§ **Task inputs**

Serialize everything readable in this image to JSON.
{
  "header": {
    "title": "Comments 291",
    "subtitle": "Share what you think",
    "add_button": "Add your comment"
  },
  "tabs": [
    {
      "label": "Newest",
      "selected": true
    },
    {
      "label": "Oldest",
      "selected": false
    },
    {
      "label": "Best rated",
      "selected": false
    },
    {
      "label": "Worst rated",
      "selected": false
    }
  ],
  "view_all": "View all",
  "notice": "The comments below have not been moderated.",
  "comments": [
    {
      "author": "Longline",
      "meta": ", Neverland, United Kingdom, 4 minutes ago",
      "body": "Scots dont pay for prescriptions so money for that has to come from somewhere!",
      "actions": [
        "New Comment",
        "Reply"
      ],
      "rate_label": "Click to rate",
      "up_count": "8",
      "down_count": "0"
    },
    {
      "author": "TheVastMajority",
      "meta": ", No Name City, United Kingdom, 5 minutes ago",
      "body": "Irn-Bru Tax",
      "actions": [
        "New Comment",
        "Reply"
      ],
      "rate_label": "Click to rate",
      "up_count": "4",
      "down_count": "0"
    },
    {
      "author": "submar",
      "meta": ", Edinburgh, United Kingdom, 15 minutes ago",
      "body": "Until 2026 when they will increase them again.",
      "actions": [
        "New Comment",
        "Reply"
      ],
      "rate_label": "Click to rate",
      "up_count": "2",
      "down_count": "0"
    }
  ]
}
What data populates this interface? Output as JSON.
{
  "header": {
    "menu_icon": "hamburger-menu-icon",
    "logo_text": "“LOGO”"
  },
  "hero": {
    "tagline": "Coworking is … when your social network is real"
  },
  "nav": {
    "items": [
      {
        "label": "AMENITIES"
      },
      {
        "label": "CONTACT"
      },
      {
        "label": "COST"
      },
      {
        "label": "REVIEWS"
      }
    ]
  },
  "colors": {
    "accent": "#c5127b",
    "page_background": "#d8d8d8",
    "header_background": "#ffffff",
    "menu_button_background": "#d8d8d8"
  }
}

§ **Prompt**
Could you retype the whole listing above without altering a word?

§ **Output**
Serialize everything readable in this image to JSON.
{
  "header": {
    "title": "Comments 291",
    "subtitle": "Share what you think",
    "add_button": "Add your comment"
  },
  "tabs": [
    {
      "label": "Newest",
      "selected": true
    },
    {
      "label": "Oldest",
      "selected": false
    },
    {
      "label": "Best rated",
      "selected": false
    },
    {
      "label": "Worst rated",
      "selected": false
    }
  ],
  "view_all": "View all",
  "notice": "The comments below have not been moderated.",
  "comments": [
    {
      "author": "Longline",
      "meta": ", Neverland, United Kingdom, 4 minutes ago",
      "body": "Scots dont pay for prescriptions so money for that has to come from somewhere!",
      "actions": [
        "New Comment",
        "Reply"
      ],
      "rate_label": "Click to rate",
      "up_count": "8",
      "down_count": "0"
    },
    {
      "author": "TheVastMajority",
      "meta": ", No Name City, United Kingdom, 5 minutes ago",
      "body": "Irn-Bru Tax",
      "actions": [
        "New Comment",
        "Reply"
      ],
      "rate_label": "Click to rate",
      "up_count": "4",
      "down_count": "0"
    },
    {
      "author": "submar",
      "meta": ", Edinburgh, United Kingdom, 15 minutes ago",
      "body": "Until 2026 when they will increase them again.",
      "actions": [
        "New Comment",
        "Reply"
      ],
      "rate_label": "Click to rate",
      "up_count": "2",
      "down_count": "0"
    }
  ]
}
What data populates this interface? Output as JSON.
{
  "header": {
    "menu_icon": "hamburger-menu-icon",
    "logo_text": "“LOGO”"
  },
  "hero": {
    "tagline": "Coworking is … when your social network is real"
  },
  "nav": {
    "items": [
      {
        "label": "AMENITIES"
      },
      {
        "label": "CONTACT"
      },
      {
        "label": "COST"
      },
      {
        "label": "REVIEWS"
      }
    ]
  },
  "colors": {
    "accent": "#c5127b",
    "page_background": "#d8d8d8",
    "header_background": "#ffffff",
    "menu_button_background": "#d8d8d8"
  }
}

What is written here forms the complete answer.